» **Study material**:
-- -- --

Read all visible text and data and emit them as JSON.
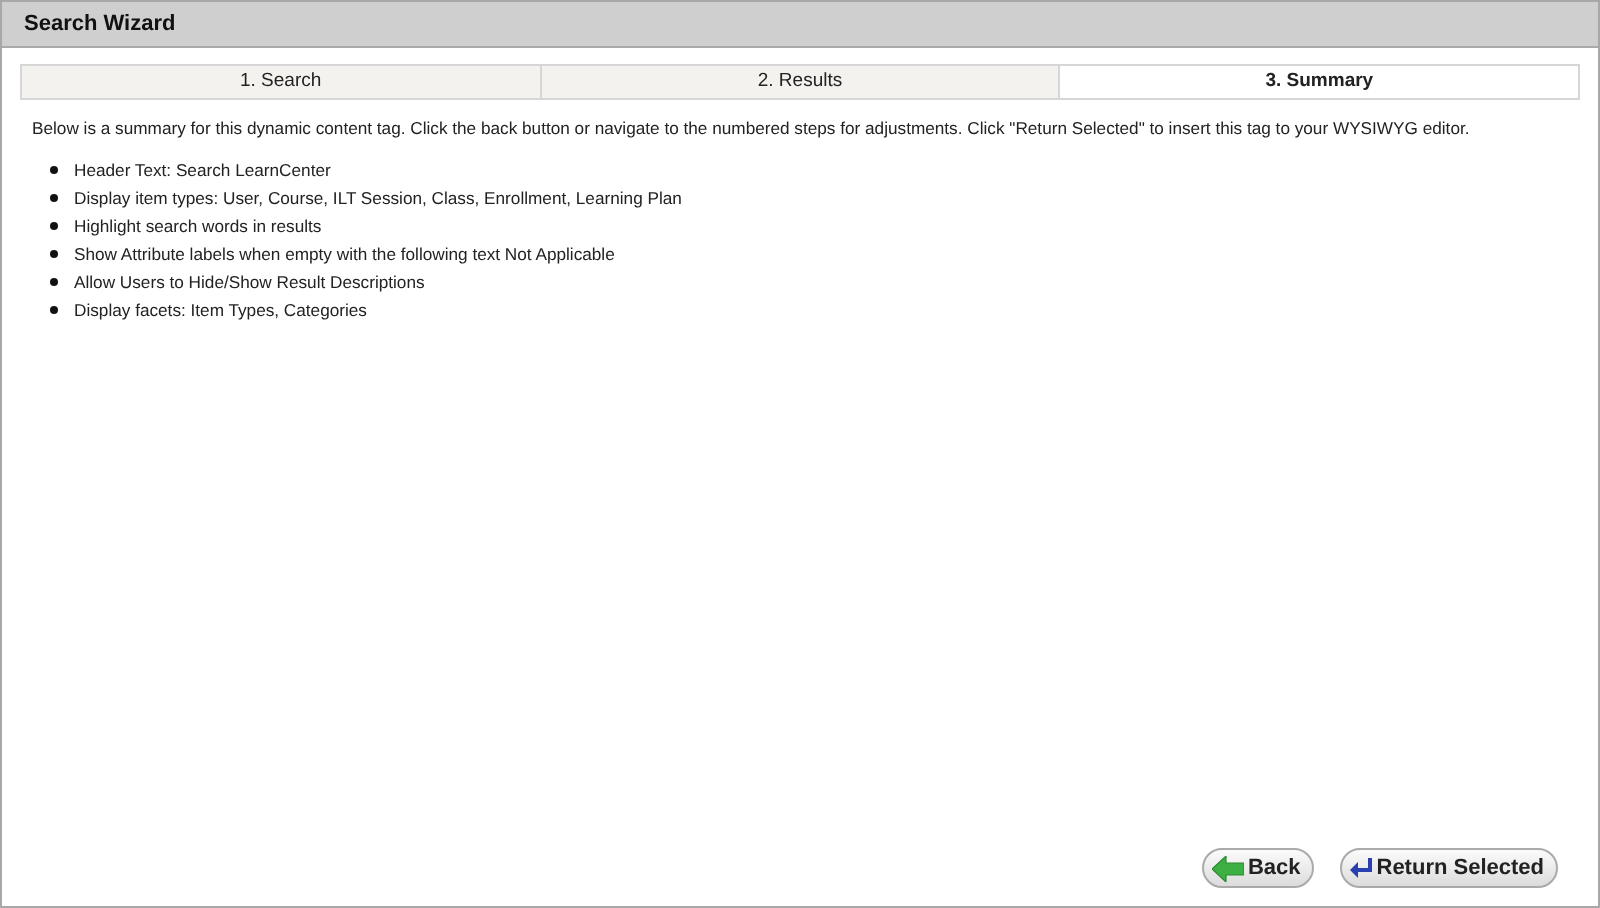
{
  "window": {
    "title": "Search Wizard"
  },
  "steps": [
    {
      "label": "1. Search",
      "selected": false
    },
    {
      "label": "2. Results",
      "selected": false
    },
    {
      "label": "3. Summary",
      "selected": true
    }
  ],
  "intro": "Below is a summary for this dynamic content tag. Click the back button or navigate to the numbered steps for adjustments. Click \"Return Selected\" to insert this tag to your WYSIWYG editor.",
  "summary": [
    "Header Text: Search LearnCenter",
    "Display item types: User, Course, ILT Session, Class, Enrollment, Learning Plan",
    "Highlight search words in results",
    "Show Attribute labels when empty with the following text Not Applicable",
    "Allow Users to Hide/Show Result Descriptions",
    "Display facets: Item Types, Categories"
  ],
  "buttons": [
    {
      "kind": "back",
      "label": "Back"
    },
    {
      "kind": "return",
      "label": "Return Selected"
    }
  ]
}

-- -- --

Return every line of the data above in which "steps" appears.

  "steps": [
  "intro": "Below is a summary for this dynamic content tag. Click the back button or navigate to the numbered steps for adjustments. Click \"Return Selected\" to insert this tag to your WYSIWYG editor.",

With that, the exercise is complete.